Copy the data below exactly, omitting any picture it contains.

*** PROVIDED DATA ***

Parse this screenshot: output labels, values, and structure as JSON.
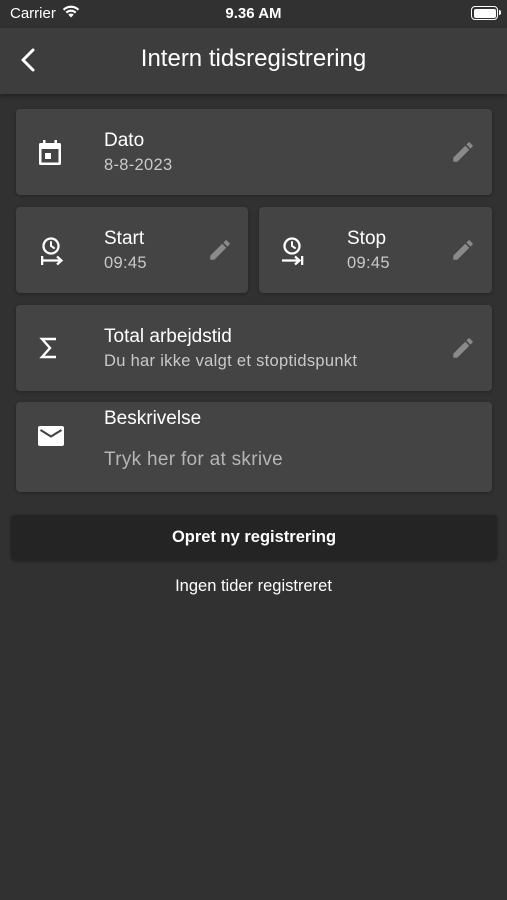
{
  "status_bar": {
    "carrier": "Carrier",
    "time": "9.36 AM"
  },
  "nav": {
    "title": "Intern tidsregistrering",
    "back_icon": "chevron-left-icon"
  },
  "date": {
    "label": "Dato",
    "value": "8-8-2023",
    "icon": "calendar-icon"
  },
  "start": {
    "label": "Start",
    "value": "09:45",
    "icon": "clock-start-icon"
  },
  "stop": {
    "label": "Stop",
    "value": "09:45",
    "icon": "clock-stop-icon"
  },
  "total": {
    "label": "Total arbejdstid",
    "value": "Du har ikke valgt et stoptidspunkt",
    "icon": "sigma-icon"
  },
  "description": {
    "label": "Beskrivelse",
    "placeholder": "Tryk her for at skrive",
    "icon": "mail-icon"
  },
  "actions": {
    "create_label": "Opret ny registrering",
    "empty_text": "Ingen tider registreret"
  },
  "colors": {
    "background": "#313131",
    "card": "#444444",
    "navbar": "#3d3d3d",
    "button": "#242424",
    "edit_icon": "#8a8a8a"
  }
}
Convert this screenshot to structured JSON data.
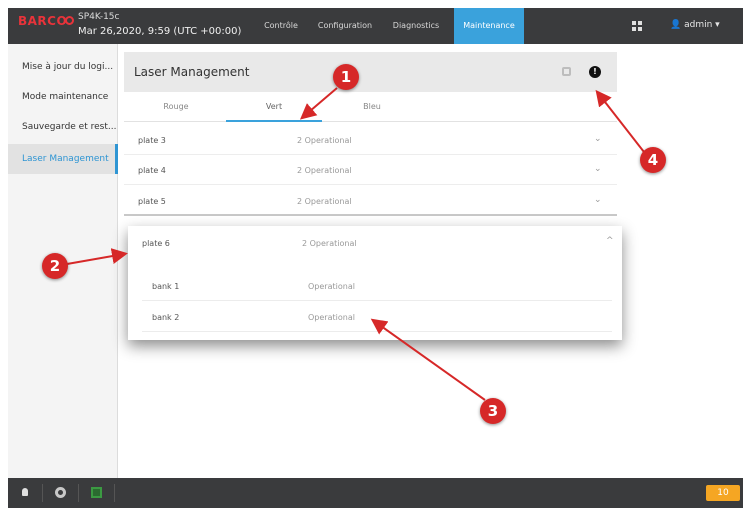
{
  "header": {
    "brand": "BARCO",
    "device_name": "SP4K-15c",
    "datetime": "Mar 26,2020, 9:59 (UTC +00:00)",
    "tabs": [
      {
        "label": "Contrôle"
      },
      {
        "label": "Configuration"
      },
      {
        "label": "Diagnostics"
      },
      {
        "label": "Maintenance",
        "active": true
      }
    ],
    "user": "admin ▾"
  },
  "sidebar": {
    "items": [
      {
        "label": "Mise à jour du logi..."
      },
      {
        "label": "Mode maintenance"
      },
      {
        "label": "Sauvegarde et rest..."
      },
      {
        "label": "Laser Management",
        "active": true
      }
    ]
  },
  "panel": {
    "title": "Laser Management",
    "info_glyph": "!",
    "color_tabs": [
      {
        "label": "Rouge"
      },
      {
        "label": "Vert",
        "active": true
      },
      {
        "label": "Bleu"
      }
    ],
    "plates": [
      {
        "name": "plate 3",
        "status": "2 Operational",
        "chevron": "⌄"
      },
      {
        "name": "plate 4",
        "status": "2 Operational",
        "chevron": "⌄"
      },
      {
        "name": "plate 5",
        "status": "2 Operational",
        "chevron": "⌄"
      }
    ],
    "expanded_plate": {
      "name": "plate 6",
      "status": "2 Operational",
      "chevron": "^",
      "banks": [
        {
          "name": "bank 1",
          "status": "Operational"
        },
        {
          "name": "bank 2",
          "status": "Operational"
        }
      ]
    }
  },
  "footer": {
    "notification_count": "10"
  },
  "callouts": [
    "1",
    "2",
    "3",
    "4"
  ],
  "colors": {
    "accent": "#3aa2dc",
    "brand": "#e8333a",
    "callout": "#d62828",
    "badge": "#f5a623",
    "status_ok": "#3b9a42"
  }
}
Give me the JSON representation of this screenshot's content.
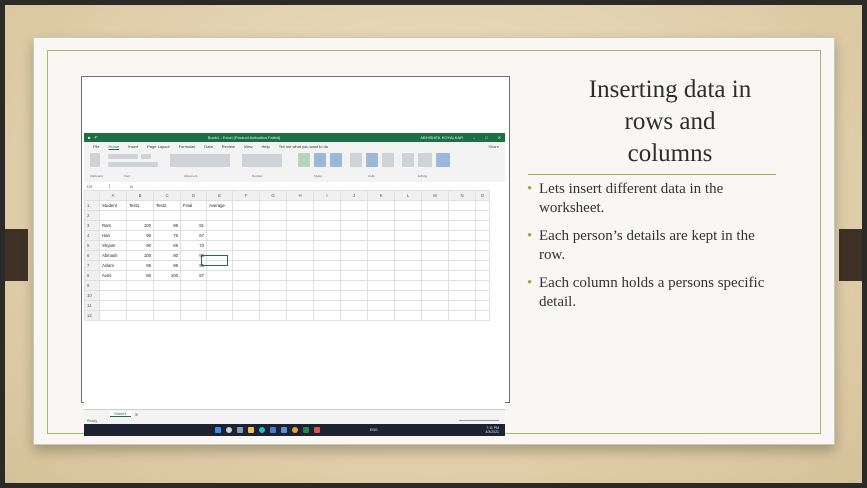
{
  "slide": {
    "title_lines": [
      "Inserting data in",
      "rows and",
      "columns"
    ],
    "bullets": [
      "Lets insert different data in the worksheet.",
      "Each person’s details are kept in the row.",
      "Each column holds a persons specific detail."
    ],
    "bullet_glyph": "•",
    "accent_color": "#9bb14f"
  },
  "excel": {
    "title": "Book1 - Excel (Product Activation Failed)",
    "account": "ABHISHEK KOYALKAR",
    "menu": [
      "File",
      "Home",
      "Insert",
      "Page Layout",
      "Formulas",
      "Data",
      "Review",
      "View",
      "Help",
      "Tell me what you want to do"
    ],
    "share": "Share",
    "ribbon_groups": [
      "Clipboard",
      "Font",
      "Alignment",
      "Number",
      "Styles",
      "Cells",
      "Editing"
    ],
    "name_box": "D9",
    "fx": "fx",
    "columns": [
      "A",
      "B",
      "C",
      "D",
      "E",
      "F",
      "G",
      "H",
      "I",
      "J",
      "K",
      "L",
      "M",
      "N",
      "O"
    ],
    "rows": [
      {
        "n": "1",
        "cells": [
          "Student",
          "Test1",
          "Test2",
          "Final",
          "Average"
        ]
      },
      {
        "n": "2",
        "cells": [
          "",
          "",
          "",
          "",
          ""
        ]
      },
      {
        "n": "3",
        "cells": [
          "Ram",
          "100",
          "98",
          "81",
          ""
        ]
      },
      {
        "n": "4",
        "cells": [
          "Hari",
          "90",
          "76",
          "67",
          ""
        ]
      },
      {
        "n": "5",
        "cells": [
          "Shyam",
          "90",
          "69",
          "73",
          ""
        ]
      },
      {
        "n": "6",
        "cells": [
          "Abinash",
          "100",
          "80",
          "95",
          ""
        ]
      },
      {
        "n": "7",
        "cells": [
          "Aslam",
          "95",
          "98",
          "95",
          ""
        ]
      },
      {
        "n": "8",
        "cells": [
          "Avnit",
          "80",
          "100",
          "87",
          ""
        ]
      },
      {
        "n": "9",
        "cells": [
          "",
          "",
          "",
          "",
          ""
        ]
      },
      {
        "n": "10",
        "cells": [
          "",
          "",
          "",
          "",
          ""
        ]
      },
      {
        "n": "11",
        "cells": [
          "",
          "",
          "",
          "",
          ""
        ]
      },
      {
        "n": "12",
        "cells": [
          "",
          "",
          "",
          "",
          ""
        ]
      }
    ],
    "sheet_tab": "Sheet1",
    "status": "Ready",
    "clock_time": "7:11 PM",
    "clock_date": "4/3/2021",
    "lang": "ENG"
  }
}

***

[ANSWER TO THIS EXERCISE]
Parse this screenshot: output labels, values, and structure as JSON.
{
  "status_bar": {
    "carrier": "Carrier",
    "time": "9.36 AM"
  },
  "nav": {
    "title": "Intern tidsregistrering",
    "back_icon": "chevron-left-icon"
  },
  "date": {
    "label": "Dato",
    "value": "8-8-2023",
    "icon": "calendar-icon"
  },
  "start": {
    "label": "Start",
    "value": "09:45",
    "icon": "clock-start-icon"
  },
  "stop": {
    "label": "Stop",
    "value": "09:45",
    "icon": "clock-stop-icon"
  },
  "total": {
    "label": "Total arbejdstid",
    "value": "Du har ikke valgt et stoptidspunkt",
    "icon": "sigma-icon"
  },
  "description": {
    "label": "Beskrivelse",
    "placeholder": "Tryk her for at skrive",
    "icon": "mail-icon"
  },
  "actions": {
    "create_label": "Opret ny registrering",
    "empty_text": "Ingen tider registreret"
  },
  "colors": {
    "background": "#313131",
    "card": "#444444",
    "navbar": "#3d3d3d",
    "button": "#242424",
    "edit_icon": "#8a8a8a"
  }
}
Convert this screenshot to structured JSON data.
{
  "header": {
    "brand": "BARCO",
    "device_name": "SP4K-15c",
    "datetime": "Mar 26,2020, 9:59 (UTC +00:00)",
    "tabs": [
      {
        "label": "Contrôle"
      },
      {
        "label": "Configuration"
      },
      {
        "label": "Diagnostics"
      },
      {
        "label": "Maintenance",
        "active": true
      }
    ],
    "user": "admin ▾"
  },
  "sidebar": {
    "items": [
      {
        "label": "Mise à jour du logi..."
      },
      {
        "label": "Mode maintenance"
      },
      {
        "label": "Sauvegarde et rest..."
      },
      {
        "label": "Laser Management",
        "active": true
      }
    ]
  },
  "panel": {
    "title": "Laser Management",
    "info_glyph": "!",
    "color_tabs": [
      {
        "label": "Rouge"
      },
      {
        "label": "Vert",
        "active": true
      },
      {
        "label": "Bleu"
      }
    ],
    "plates": [
      {
        "name": "plate 3",
        "status": "2 Operational",
        "chevron": "⌄"
      },
      {
        "name": "plate 4",
        "status": "2 Operational",
        "chevron": "⌄"
      },
      {
        "name": "plate 5",
        "status": "2 Operational",
        "chevron": "⌄"
      }
    ],
    "expanded_plate": {
      "name": "plate 6",
      "status": "2 Operational",
      "chevron": "^",
      "banks": [
        {
          "name": "bank 1",
          "status": "Operational"
        },
        {
          "name": "bank 2",
          "status": "Operational"
        }
      ]
    }
  },
  "footer": {
    "notification_count": "10"
  },
  "callouts": [
    "1",
    "2",
    "3",
    "4"
  ],
  "colors": {
    "accent": "#3aa2dc",
    "brand": "#e8333a",
    "callout": "#d62828",
    "badge": "#f5a623",
    "status_ok": "#3b9a42"
  }
}
Give me the JSON representation of this screenshot's content.
{
  "slide": {
    "title_lines": [
      "Inserting data in",
      "rows and",
      "columns"
    ],
    "bullets": [
      "Lets insert different data in the worksheet.",
      "Each person’s details are kept in the row.",
      "Each column holds a persons specific detail."
    ],
    "bullet_glyph": "•",
    "accent_color": "#9bb14f"
  },
  "excel": {
    "title": "Book1 - Excel (Product Activation Failed)",
    "account": "ABHISHEK KOYALKAR",
    "menu": [
      "File",
      "Home",
      "Insert",
      "Page Layout",
      "Formulas",
      "Data",
      "Review",
      "View",
      "Help",
      "Tell me what you want to do"
    ],
    "share": "Share",
    "ribbon_groups": [
      "Clipboard",
      "Font",
      "Alignment",
      "Number",
      "Styles",
      "Cells",
      "Editing"
    ],
    "name_box": "D9",
    "fx": "fx",
    "columns": [
      "A",
      "B",
      "C",
      "D",
      "E",
      "F",
      "G",
      "H",
      "I",
      "J",
      "K",
      "L",
      "M",
      "N",
      "O"
    ],
    "rows": [
      {
        "n": "1",
        "cells": [
          "Student",
          "Test1",
          "Test2",
          "Final",
          "Average"
        ]
      },
      {
        "n": "2",
        "cells": [
          "",
          "",
          "",
          "",
          ""
        ]
      },
      {
        "n": "3",
        "cells": [
          "Ram",
          "100",
          "98",
          "81",
          ""
        ]
      },
      {
        "n": "4",
        "cells": [
          "Hari",
          "90",
          "76",
          "67",
          ""
        ]
      },
      {
        "n": "5",
        "cells": [
          "Shyam",
          "90",
          "69",
          "73",
          ""
        ]
      },
      {
        "n": "6",
        "cells": [
          "Abinash",
          "100",
          "80",
          "95",
          ""
        ]
      },
      {
        "n": "7",
        "cells": [
          "Aslam",
          "95",
          "98",
          "95",
          ""
        ]
      },
      {
        "n": "8",
        "cells": [
          "Avnit",
          "80",
          "100",
          "87",
          ""
        ]
      },
      {
        "n": "9",
        "cells": [
          "",
          "",
          "",
          "",
          ""
        ]
      },
      {
        "n": "10",
        "cells": [
          "",
          "",
          "",
          "",
          ""
        ]
      },
      {
        "n": "11",
        "cells": [
          "",
          "",
          "",
          "",
          ""
        ]
      },
      {
        "n": "12",
        "cells": [
          "",
          "",
          "",
          "",
          ""
        ]
      }
    ],
    "sheet_tab": "Sheet1",
    "status": "Ready",
    "clock_time": "7:11 PM",
    "clock_date": "4/3/2021",
    "lang": "ENG"
  }
}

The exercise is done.